For that we will have to take a loser look at them...

The JZ fuel tank assembly:

Alfa Romeo Junior Zagato 1300 Fuel Tank


And the Montreal fuel tank assembly:

Alfa Romeo Montreal Fuel Tank

They look quite similar at first glance, don't they?

As a matter of fact, they do... even more than "quite similar"... remarkably similar... but not completely...

OK, the drawings are from a different perspective and I don't have the software to 3D turn one of the drawings 90 degrees but it doesn't take too much imagination to see the similarities...

Wait... I'll enlarge the drawings a bit and remove as much of the other parts as possible...

Alfa Romeo Junior Zagato 1300 Fuel Tank


Alfa Romeo Montreal Fuel Tank


It should be easy to come up with a theory behind the rumor...

Looking at both drawings, it is clear to see that both tanks share the same curvature to go "around" the spare wheel well to optimize the use of available space...

But that is just about where the similarities end...

The filler neck is distinctly different... the Montreal neck being straight and the JZ neck angled...

The bottom halves of both tanks are also distinctly different... the one of the Montreal being considerably deeper than that of the JZ.

So... the most probable thing that happened is as follows: When it turned out that the boot floor of the Spider had to be shortened to such an extend that the standard fuel tank wouldn't fit anymore, the engineers started to look as what options they had in-house and the only significantly different fuel tank that Alfa had designed at that time was the Montreal tank.

The Montreal tank did fit the "floor plan" of the JZ trunk but the bottom half but was too deep and the filler neck too straight plus that the filler neck would end up on the right hand side of the car, like with the Montreal... Additionally, the Montreal has a filter element for the Spica injection system screwed into the bottom, as visible in the top drawing, something that the JZ didn't need with its carbureted Nord engine.

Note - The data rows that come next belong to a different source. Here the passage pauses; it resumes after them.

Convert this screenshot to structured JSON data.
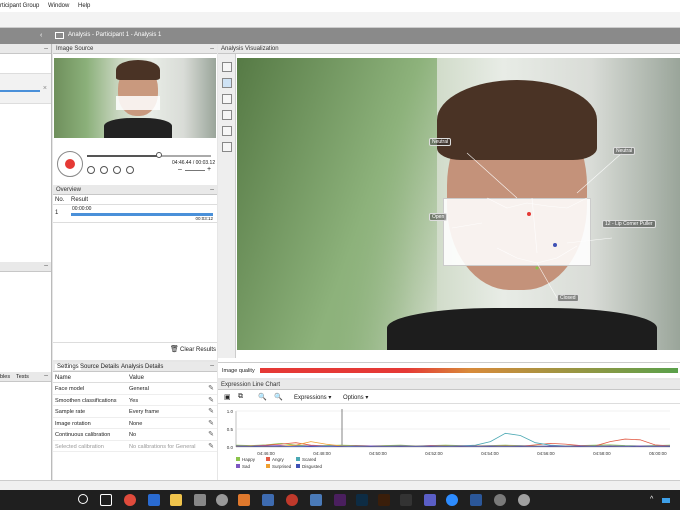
{
  "menu": {
    "item1": "rticipant Group",
    "item2": "Window",
    "item3": "Help"
  },
  "breadcrumb": "Analysis - Participant 1 - Analysis 1",
  "image_source": {
    "title": "Image Source",
    "time": "04:46.44 / 00:03.12"
  },
  "overview": {
    "title": "Overview",
    "col_no": "No.",
    "col_result": "Result",
    "row_no": "1",
    "row_start": "00:00:00",
    "row_end": "00:03:12",
    "clear_label": "Clear Results"
  },
  "settings": {
    "tabs": [
      "Settings",
      "Source Details",
      "Analysis Details"
    ],
    "col_name": "Name",
    "col_value": "Value",
    "rows": [
      {
        "name": "Face model",
        "value": "General"
      },
      {
        "name": "Smoothen classifications",
        "value": "Yes"
      },
      {
        "name": "Sample rate",
        "value": "Every frame"
      },
      {
        "name": "Image rotation",
        "value": "None"
      },
      {
        "name": "Continuous calibration",
        "value": "No"
      },
      {
        "name": "Selected calibration",
        "value": "No calibrations for General"
      }
    ]
  },
  "left_tabs": {
    "t1": "bles",
    "t2": "Tests"
  },
  "visualization": {
    "title": "Analysis Visualization",
    "labels": {
      "neutral_left": "Neutral",
      "neutral_right": "Neutral",
      "open": "Open",
      "lip": "12 - Lip Corner Puller",
      "closed": "Closed"
    },
    "quality_label": "Image quality"
  },
  "chart_panel": {
    "title": "Expression Line Chart",
    "expressions_btn": "Expressions",
    "options_btn": "Options"
  },
  "chart_data": {
    "type": "line",
    "ylim": [
      0,
      1
    ],
    "yticks": [
      "1.0",
      "0.5",
      "0.0"
    ],
    "xticks": [
      "04:46:00",
      "04:48:00",
      "04:50:00",
      "04:52:00",
      "04:54:00",
      "04:56:00",
      "04:58:00",
      "05:00:00"
    ],
    "x": [
      0,
      0.5,
      1,
      1.5,
      2,
      2.5,
      3,
      3.5,
      4,
      4.5,
      5,
      5.5,
      6,
      6.5,
      7,
      7.5,
      8,
      8.5,
      9,
      9.5,
      10,
      10.5,
      11,
      11.5,
      12,
      12.5,
      13,
      13.5,
      14,
      14.5
    ],
    "series": [
      {
        "name": "Happy",
        "color": "#8bc34a",
        "values": [
          0.05,
          0.04,
          0.06,
          0.1,
          0.05,
          0.03,
          0.04,
          0.05,
          0.04,
          0.03,
          0.04,
          0.05,
          0.03,
          0.04,
          0.05,
          0.04,
          0.03,
          0.04,
          0.05,
          0.04,
          0.03,
          0.02,
          0.03,
          0.04,
          0.05,
          0.06,
          0.04,
          0.03,
          0.04,
          0.05
        ]
      },
      {
        "name": "Angry",
        "color": "#e25b45",
        "values": [
          0.02,
          0.03,
          0.05,
          0.08,
          0.12,
          0.05,
          0.03,
          0.02,
          0.04,
          0.03,
          0.02,
          0.03,
          0.02,
          0.04,
          0.03,
          0.02,
          0.03,
          0.02,
          0.03,
          0.02,
          0.06,
          0.1,
          0.08,
          0.04,
          0.03,
          0.15,
          0.22,
          0.2,
          0.06,
          0.03
        ]
      },
      {
        "name": "Scared",
        "color": "#4aa8b3",
        "values": [
          0.02,
          0.02,
          0.03,
          0.02,
          0.03,
          0.02,
          0.03,
          0.04,
          0.03,
          0.02,
          0.02,
          0.03,
          0.02,
          0.03,
          0.02,
          0.03,
          0.05,
          0.15,
          0.38,
          0.32,
          0.12,
          0.05,
          0.03,
          0.02,
          0.03,
          0.02,
          0.03,
          0.02,
          0.03,
          0.02
        ]
      },
      {
        "name": "Sad",
        "color": "#7e57c2",
        "values": [
          0.03,
          0.02,
          0.03,
          0.04,
          0.02,
          0.03,
          0.02,
          0.03,
          0.02,
          0.03,
          0.02,
          0.03,
          0.02,
          0.03,
          0.02,
          0.03,
          0.02,
          0.03,
          0.02,
          0.03,
          0.02,
          0.03,
          0.02,
          0.03,
          0.02,
          0.03,
          0.02,
          0.03,
          0.02,
          0.03
        ]
      },
      {
        "name": "Surprised",
        "color": "#f0a030",
        "values": [
          0.01,
          0.02,
          0.01,
          0.02,
          0.05,
          0.15,
          0.08,
          0.03,
          0.02,
          0.01,
          0.02,
          0.01,
          0.02,
          0.01,
          0.02,
          0.01,
          0.02,
          0.01,
          0.02,
          0.01,
          0.02,
          0.01,
          0.02,
          0.01,
          0.02,
          0.01,
          0.02,
          0.01,
          0.02,
          0.01
        ]
      },
      {
        "name": "Disgusted",
        "color": "#3f51b5",
        "values": [
          0.02,
          0.01,
          0.02,
          0.01,
          0.02,
          0.01,
          0.02,
          0.01,
          0.02,
          0.01,
          0.02,
          0.01,
          0.02,
          0.01,
          0.02,
          0.01,
          0.02,
          0.01,
          0.02,
          0.01,
          0.02,
          0.01,
          0.02,
          0.01,
          0.02,
          0.01,
          0.02,
          0.01,
          0.02,
          0.01
        ]
      }
    ]
  },
  "colors": {
    "record": "#e53935",
    "accent": "#4a90d9"
  }
}
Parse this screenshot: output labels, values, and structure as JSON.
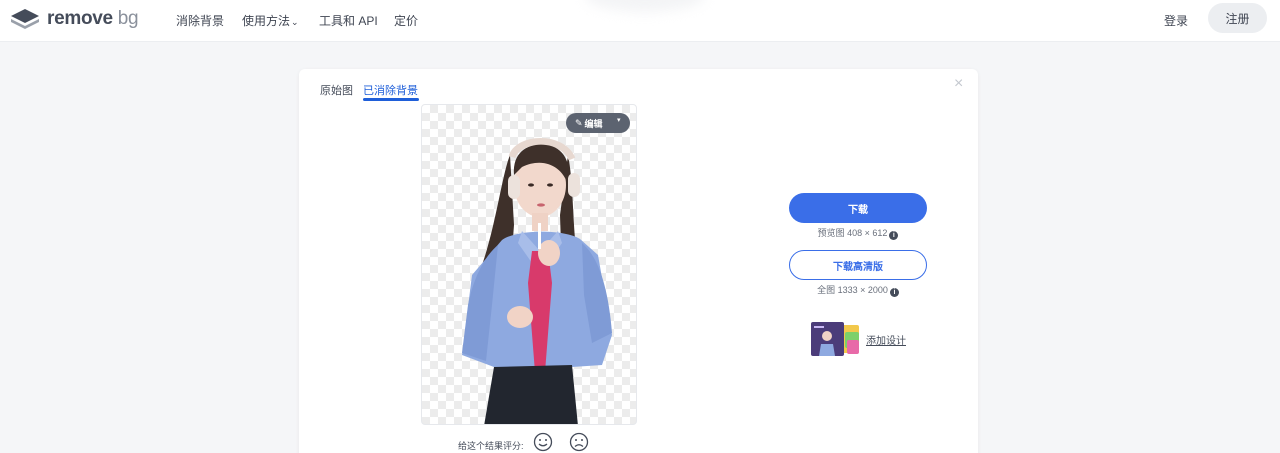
{
  "nav": {
    "logo": {
      "main": "remove",
      "suffix": "bg"
    },
    "items": [
      {
        "label": "消除背景"
      },
      {
        "label": "使用方法",
        "chevron": "⌄"
      },
      {
        "label": "工具和 API"
      },
      {
        "label": "定价"
      }
    ],
    "login": "登录",
    "signup": "注册"
  },
  "card": {
    "tabs": [
      {
        "label": "原始图",
        "active": false
      },
      {
        "label": "已消除背景",
        "active": true
      }
    ],
    "close_icon": "×",
    "edit_button": {
      "label": "编辑",
      "icon": "pencil-icon",
      "caret": "▾"
    },
    "rating": {
      "label": "给这个结果评分:"
    },
    "download": {
      "label": "下载",
      "info_label": "预览图",
      "info_size": "408 × 612"
    },
    "download_hd": {
      "label": "下载高清版",
      "info_label": "全图",
      "info_size": "1333 × 2000"
    },
    "add_design": {
      "label": "添加设计"
    },
    "info_icon": "i"
  },
  "colors": {
    "accent": "#3a6ee8",
    "tab_active": "#1f5fd9",
    "text": "#454c5a",
    "page_bg": "#f5f6f8"
  }
}
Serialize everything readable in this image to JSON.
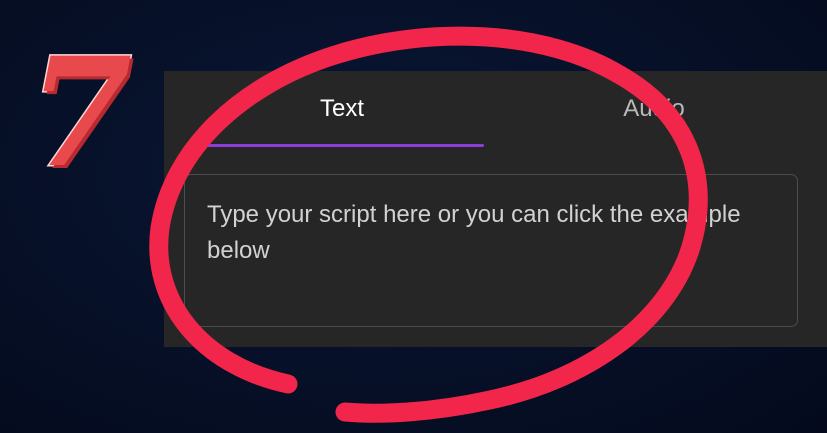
{
  "step_number": "7",
  "tabs": [
    {
      "label": "Text",
      "active": true
    },
    {
      "label": "Audio",
      "active": false
    }
  ],
  "script_input": {
    "placeholder": "Type your script here or you can click the example below"
  },
  "colors": {
    "background": "#07112a",
    "panel": "#262626",
    "tab_indicator": "#8b3fd6",
    "annotation": "#f2254a",
    "step_number": "#e8494d"
  }
}
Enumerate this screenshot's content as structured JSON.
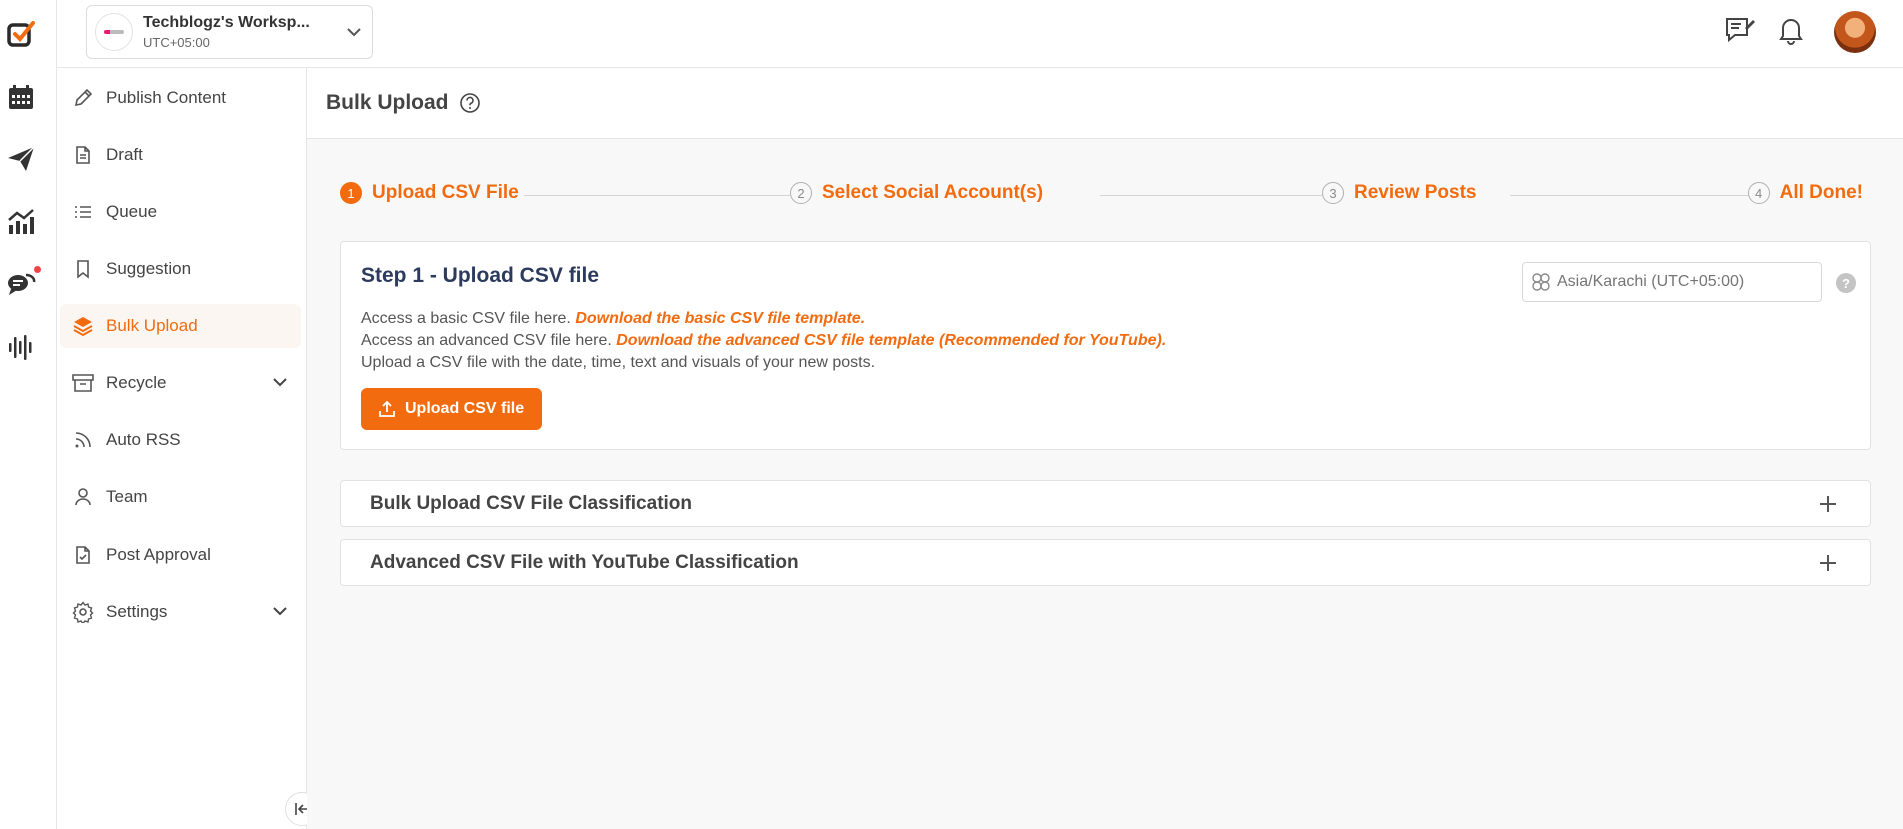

To keep things as easy as possible, the JZ tank was made of a Montreal top half with the correct dimensions and "floor plan", combined with a shallower bottom half and an angled filler neck, thus ending up with a capacity of "only" 50 liters compared to the Montreal's 63 liters.

Theoretically, a Montreal tank would probably fit a JZ, provided the filler neck is modified, and would give a bigger fuel capacity but chances are that it ends up hanging too far below the JZ floor pan to cope with traffic.

Therewith there is a definite answer to the question whether the JZ uses a Montreal fuel tank or not:

No.

BUT... the design is loosely based on that of the Montreal tank.

And YES... that is the reason that the JZ has the fuel filler on the right hand side of the car.

Will we ever know for sure that this is exactly how it went? No... but it is a plausable theory; fact remains that the tanks are different.

Please bear in mind that this ONLY applies to the JZ 1300 as the JZ 1600 used the standard Spider 1600 floor pan, including the standard boot floor and fuel tank!

Jack Habits
August 2012

Thanks to Peter Olasz from Budapest for providing the drawing of the Montreal tank and information from the Montreal Owner's Manual.